# TASK DESCRIPTION
Would you please copy each line below that includes the string "findli"?

Dataset records

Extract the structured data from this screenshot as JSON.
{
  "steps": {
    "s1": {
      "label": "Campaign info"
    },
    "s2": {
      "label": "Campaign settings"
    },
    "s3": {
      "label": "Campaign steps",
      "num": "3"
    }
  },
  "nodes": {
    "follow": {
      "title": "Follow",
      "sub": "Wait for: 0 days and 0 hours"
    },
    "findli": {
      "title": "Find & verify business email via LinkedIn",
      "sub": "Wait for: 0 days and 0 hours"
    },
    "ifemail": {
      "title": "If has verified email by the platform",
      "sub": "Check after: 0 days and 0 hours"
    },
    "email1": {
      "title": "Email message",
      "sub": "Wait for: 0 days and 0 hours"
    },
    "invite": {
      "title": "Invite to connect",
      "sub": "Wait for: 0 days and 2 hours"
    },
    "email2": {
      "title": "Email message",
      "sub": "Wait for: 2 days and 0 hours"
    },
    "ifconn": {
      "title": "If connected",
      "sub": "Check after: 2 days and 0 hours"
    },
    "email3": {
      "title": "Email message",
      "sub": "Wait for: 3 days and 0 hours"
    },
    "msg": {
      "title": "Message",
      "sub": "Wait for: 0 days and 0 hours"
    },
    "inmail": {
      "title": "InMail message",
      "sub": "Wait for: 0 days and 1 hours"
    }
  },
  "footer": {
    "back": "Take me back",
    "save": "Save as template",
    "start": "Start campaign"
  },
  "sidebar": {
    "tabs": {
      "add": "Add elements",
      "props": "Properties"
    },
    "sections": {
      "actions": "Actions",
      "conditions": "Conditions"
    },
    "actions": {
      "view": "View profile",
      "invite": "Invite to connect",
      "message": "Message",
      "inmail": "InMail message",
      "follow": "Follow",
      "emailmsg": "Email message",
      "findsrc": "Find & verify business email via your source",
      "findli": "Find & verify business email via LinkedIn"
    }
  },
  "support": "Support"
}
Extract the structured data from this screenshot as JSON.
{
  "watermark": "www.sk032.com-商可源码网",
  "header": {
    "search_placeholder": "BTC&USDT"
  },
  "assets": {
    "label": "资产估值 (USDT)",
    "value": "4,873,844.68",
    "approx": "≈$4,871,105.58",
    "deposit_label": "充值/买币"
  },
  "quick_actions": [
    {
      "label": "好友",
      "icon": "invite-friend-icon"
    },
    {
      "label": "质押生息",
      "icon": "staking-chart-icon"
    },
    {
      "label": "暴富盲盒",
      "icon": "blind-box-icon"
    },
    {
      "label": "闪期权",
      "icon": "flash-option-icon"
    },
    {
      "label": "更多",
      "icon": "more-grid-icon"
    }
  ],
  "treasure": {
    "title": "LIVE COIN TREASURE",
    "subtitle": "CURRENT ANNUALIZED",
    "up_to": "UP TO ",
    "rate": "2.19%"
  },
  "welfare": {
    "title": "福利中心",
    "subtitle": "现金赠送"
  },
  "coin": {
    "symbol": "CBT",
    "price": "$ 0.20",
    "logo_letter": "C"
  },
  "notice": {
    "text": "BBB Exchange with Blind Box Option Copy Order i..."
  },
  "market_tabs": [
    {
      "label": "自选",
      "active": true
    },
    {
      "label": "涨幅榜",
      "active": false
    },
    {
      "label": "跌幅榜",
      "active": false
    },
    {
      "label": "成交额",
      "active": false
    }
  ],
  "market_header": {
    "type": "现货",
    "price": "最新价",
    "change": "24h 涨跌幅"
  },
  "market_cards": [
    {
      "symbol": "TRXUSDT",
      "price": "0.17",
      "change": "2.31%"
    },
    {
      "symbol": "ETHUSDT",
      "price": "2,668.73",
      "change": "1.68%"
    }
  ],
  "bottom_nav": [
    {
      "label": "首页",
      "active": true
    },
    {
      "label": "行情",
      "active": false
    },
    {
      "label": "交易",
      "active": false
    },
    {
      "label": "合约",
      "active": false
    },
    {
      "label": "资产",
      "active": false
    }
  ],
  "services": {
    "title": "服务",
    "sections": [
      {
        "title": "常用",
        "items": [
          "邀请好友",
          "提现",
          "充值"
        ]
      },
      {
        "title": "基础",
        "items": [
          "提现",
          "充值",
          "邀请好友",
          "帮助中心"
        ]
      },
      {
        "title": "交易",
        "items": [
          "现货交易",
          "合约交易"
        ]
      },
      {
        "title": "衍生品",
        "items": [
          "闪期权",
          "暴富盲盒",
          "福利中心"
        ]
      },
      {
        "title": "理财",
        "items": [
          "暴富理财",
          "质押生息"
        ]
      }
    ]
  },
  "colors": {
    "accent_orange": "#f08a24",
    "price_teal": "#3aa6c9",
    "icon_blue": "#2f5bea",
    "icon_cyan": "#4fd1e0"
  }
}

# ANSWER FOR THE TASK
    "findli": {
      "findli": "Find & verify business email via LinkedIn"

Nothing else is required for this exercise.